§ Problem description
Check each line of the material for "employer" and report how many lines have it, with nothing added.

------------------------------

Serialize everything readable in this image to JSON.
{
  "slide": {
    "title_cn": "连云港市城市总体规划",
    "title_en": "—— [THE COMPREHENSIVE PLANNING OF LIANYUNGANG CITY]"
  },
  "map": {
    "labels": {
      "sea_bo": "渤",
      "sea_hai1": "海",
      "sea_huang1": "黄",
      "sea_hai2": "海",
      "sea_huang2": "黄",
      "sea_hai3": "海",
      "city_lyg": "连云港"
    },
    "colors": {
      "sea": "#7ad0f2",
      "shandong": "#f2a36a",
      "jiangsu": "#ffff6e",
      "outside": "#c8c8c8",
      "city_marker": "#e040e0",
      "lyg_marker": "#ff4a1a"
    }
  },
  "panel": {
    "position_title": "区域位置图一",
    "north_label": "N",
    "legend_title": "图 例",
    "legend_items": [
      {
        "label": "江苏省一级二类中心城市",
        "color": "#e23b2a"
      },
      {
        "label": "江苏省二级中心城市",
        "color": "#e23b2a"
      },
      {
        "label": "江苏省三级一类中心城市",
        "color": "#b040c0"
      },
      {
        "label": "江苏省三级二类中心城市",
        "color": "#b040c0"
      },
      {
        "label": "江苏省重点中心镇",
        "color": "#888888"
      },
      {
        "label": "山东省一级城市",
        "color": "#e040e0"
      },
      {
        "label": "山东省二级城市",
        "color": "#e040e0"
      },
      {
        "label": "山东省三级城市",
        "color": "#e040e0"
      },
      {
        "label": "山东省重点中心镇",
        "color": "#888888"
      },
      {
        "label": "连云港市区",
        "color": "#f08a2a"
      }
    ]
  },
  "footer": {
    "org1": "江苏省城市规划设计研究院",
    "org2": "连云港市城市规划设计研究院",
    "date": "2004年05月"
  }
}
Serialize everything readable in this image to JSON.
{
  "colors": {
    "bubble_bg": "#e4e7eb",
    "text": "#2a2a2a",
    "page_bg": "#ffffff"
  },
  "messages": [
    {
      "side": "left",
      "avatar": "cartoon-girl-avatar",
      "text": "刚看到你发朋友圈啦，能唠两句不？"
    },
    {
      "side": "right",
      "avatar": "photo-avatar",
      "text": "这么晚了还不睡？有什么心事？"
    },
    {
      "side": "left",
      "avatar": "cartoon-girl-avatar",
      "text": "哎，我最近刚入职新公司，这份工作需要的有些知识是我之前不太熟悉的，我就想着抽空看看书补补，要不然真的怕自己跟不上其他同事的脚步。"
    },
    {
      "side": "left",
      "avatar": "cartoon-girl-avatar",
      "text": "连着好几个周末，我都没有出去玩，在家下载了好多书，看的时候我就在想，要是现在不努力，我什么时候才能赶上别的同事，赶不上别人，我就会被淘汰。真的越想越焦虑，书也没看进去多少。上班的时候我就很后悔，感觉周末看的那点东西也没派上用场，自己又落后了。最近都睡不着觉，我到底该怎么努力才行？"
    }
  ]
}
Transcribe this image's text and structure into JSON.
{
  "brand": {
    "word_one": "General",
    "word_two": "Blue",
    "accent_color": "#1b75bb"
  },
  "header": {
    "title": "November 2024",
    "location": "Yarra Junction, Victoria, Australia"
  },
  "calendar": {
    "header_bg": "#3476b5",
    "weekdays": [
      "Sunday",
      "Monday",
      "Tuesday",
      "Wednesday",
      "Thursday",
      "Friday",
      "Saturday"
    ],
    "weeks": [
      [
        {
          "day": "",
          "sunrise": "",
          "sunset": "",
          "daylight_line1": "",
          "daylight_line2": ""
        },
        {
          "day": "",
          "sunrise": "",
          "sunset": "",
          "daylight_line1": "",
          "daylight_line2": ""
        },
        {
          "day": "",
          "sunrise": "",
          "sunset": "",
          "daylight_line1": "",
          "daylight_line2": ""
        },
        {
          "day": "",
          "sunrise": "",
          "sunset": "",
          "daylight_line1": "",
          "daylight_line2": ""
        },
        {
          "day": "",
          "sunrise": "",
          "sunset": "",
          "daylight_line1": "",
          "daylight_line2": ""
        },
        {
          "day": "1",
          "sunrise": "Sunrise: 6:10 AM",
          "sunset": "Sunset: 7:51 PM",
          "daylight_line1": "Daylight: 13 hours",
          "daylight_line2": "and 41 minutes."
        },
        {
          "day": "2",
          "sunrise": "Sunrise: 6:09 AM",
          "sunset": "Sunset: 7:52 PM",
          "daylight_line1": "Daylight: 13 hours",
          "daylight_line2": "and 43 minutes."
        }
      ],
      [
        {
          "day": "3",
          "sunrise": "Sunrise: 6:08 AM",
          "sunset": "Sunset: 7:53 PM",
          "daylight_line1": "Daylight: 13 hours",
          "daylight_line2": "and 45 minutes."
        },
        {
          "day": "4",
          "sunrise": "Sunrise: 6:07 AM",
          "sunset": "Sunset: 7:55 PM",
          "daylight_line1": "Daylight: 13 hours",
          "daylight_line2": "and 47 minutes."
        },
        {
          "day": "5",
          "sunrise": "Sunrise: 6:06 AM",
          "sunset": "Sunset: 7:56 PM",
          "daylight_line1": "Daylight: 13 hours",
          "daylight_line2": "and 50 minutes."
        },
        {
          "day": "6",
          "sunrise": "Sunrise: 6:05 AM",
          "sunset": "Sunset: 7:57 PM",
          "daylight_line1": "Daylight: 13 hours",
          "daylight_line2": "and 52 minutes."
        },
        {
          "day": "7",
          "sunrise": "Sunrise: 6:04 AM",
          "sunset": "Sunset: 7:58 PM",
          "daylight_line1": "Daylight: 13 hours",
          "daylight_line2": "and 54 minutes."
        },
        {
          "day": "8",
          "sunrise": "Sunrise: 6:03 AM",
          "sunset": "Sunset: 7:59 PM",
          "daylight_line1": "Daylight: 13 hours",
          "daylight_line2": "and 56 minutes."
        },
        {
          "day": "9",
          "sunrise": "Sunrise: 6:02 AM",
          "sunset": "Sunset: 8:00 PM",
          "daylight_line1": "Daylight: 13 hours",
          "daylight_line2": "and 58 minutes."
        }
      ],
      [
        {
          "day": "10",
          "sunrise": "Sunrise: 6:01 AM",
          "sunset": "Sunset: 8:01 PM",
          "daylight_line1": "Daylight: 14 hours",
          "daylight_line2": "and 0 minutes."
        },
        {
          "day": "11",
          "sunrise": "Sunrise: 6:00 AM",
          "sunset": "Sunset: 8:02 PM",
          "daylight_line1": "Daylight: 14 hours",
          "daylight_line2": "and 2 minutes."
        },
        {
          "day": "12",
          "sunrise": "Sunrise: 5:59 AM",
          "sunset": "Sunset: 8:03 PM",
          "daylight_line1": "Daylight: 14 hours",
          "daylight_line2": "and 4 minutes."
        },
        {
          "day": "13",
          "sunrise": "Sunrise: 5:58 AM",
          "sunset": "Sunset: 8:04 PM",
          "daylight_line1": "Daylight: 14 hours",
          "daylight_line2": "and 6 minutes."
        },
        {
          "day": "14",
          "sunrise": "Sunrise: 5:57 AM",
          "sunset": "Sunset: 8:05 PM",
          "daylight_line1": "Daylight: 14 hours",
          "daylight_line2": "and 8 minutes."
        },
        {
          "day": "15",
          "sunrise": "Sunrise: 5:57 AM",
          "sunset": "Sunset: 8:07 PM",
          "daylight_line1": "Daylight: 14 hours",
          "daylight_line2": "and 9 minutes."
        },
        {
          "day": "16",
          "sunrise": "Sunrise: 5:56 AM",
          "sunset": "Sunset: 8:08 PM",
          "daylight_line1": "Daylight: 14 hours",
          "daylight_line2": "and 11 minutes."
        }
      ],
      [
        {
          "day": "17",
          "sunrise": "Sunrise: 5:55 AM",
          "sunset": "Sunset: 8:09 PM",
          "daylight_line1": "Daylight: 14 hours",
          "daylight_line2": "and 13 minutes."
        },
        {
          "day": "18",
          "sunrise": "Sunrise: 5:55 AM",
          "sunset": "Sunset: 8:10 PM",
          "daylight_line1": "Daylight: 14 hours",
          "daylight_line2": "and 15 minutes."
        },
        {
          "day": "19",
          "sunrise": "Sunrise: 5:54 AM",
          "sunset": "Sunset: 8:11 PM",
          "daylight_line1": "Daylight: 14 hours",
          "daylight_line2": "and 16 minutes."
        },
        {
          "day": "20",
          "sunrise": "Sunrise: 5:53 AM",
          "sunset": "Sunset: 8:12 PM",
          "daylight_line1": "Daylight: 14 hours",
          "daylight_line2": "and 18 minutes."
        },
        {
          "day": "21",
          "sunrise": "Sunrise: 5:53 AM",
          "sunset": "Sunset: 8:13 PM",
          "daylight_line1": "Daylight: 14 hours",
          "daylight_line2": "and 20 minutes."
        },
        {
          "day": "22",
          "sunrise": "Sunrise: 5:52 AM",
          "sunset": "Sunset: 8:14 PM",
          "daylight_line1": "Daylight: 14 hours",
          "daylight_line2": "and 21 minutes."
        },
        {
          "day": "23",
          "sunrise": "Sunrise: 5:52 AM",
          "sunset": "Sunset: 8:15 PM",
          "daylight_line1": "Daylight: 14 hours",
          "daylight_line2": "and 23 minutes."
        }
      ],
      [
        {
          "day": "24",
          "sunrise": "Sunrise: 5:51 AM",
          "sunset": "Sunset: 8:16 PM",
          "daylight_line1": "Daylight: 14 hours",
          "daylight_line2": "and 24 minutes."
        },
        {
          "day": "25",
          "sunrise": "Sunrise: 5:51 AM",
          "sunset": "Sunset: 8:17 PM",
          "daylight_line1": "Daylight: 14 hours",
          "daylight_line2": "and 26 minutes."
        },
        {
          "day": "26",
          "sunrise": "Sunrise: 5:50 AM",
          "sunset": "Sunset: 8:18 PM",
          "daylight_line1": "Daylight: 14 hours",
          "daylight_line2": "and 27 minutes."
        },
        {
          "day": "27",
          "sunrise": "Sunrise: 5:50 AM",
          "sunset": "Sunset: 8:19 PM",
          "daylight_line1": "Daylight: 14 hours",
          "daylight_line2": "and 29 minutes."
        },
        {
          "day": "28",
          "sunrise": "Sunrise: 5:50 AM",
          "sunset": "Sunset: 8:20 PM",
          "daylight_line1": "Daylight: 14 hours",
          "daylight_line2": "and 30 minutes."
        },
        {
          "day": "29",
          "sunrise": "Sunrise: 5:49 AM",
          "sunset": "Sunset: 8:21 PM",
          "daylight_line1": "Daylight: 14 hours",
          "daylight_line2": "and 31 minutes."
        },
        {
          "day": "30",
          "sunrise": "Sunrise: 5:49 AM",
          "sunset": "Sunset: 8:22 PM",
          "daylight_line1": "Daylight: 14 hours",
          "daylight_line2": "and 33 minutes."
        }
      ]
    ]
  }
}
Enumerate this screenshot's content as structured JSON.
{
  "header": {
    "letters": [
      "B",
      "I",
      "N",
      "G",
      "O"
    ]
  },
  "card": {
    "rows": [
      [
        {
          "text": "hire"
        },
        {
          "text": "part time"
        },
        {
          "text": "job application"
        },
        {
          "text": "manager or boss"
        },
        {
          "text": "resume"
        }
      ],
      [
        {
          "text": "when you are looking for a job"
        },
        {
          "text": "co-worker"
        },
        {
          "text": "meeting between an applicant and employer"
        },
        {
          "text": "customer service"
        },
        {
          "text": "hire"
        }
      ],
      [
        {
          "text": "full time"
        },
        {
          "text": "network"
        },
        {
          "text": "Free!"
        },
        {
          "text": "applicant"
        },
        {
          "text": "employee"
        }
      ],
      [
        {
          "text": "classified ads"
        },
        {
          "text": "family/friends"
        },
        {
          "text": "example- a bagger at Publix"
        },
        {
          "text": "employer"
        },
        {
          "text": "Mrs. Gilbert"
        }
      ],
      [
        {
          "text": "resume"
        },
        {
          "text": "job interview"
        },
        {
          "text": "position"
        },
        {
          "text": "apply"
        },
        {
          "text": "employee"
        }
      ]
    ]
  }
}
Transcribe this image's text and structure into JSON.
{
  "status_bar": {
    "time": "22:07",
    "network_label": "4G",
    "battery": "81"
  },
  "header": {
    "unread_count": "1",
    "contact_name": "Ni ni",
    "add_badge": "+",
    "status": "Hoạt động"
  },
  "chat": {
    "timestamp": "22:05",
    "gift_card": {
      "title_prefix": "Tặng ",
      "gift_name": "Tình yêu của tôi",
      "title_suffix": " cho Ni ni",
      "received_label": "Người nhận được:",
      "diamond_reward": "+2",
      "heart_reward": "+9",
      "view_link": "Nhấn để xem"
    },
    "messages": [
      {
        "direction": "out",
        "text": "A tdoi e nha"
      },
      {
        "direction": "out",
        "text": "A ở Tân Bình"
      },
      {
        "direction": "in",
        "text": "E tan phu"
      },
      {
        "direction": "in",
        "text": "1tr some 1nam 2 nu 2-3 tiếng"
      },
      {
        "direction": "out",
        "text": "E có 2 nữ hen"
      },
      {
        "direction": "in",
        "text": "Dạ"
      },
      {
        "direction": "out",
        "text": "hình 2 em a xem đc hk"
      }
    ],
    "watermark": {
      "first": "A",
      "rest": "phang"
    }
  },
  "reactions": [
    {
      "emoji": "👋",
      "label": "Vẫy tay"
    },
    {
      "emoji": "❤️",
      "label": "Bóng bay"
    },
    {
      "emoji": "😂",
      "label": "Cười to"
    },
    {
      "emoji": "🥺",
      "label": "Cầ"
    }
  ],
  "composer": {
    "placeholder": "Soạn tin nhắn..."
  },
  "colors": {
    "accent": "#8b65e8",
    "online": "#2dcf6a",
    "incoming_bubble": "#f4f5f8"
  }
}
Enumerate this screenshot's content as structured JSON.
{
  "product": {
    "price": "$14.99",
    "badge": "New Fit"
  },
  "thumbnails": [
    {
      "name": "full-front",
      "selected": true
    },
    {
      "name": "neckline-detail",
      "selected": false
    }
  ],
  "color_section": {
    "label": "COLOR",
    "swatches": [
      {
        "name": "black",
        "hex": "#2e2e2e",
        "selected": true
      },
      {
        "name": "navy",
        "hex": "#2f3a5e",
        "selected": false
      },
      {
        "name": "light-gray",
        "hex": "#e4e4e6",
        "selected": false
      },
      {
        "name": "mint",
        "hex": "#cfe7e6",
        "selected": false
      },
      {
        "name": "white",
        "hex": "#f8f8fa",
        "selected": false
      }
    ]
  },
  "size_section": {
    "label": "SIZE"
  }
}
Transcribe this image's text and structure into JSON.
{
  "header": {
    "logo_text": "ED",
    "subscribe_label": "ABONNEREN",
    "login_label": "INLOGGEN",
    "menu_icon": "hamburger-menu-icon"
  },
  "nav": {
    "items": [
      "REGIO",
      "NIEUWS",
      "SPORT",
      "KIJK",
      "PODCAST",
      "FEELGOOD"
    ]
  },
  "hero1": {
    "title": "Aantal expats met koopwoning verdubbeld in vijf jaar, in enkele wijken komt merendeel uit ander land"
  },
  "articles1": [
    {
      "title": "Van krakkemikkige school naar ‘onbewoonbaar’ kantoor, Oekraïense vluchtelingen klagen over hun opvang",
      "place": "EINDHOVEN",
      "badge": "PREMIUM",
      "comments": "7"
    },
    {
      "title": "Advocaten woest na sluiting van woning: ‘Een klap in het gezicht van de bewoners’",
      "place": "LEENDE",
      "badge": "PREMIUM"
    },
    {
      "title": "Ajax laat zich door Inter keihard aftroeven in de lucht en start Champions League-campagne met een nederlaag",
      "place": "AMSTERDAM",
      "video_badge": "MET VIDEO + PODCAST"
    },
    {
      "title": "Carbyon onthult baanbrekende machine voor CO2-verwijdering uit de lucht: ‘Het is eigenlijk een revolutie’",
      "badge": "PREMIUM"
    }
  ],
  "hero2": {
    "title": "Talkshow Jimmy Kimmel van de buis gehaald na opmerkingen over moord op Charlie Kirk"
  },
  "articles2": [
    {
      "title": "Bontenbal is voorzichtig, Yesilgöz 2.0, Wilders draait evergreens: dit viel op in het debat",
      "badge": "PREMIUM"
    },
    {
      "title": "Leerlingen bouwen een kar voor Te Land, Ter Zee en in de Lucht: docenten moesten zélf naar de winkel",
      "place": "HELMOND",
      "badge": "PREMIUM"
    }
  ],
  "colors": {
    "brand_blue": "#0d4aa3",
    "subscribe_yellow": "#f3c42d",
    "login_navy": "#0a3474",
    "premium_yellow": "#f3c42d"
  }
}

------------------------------

§ Your solution
2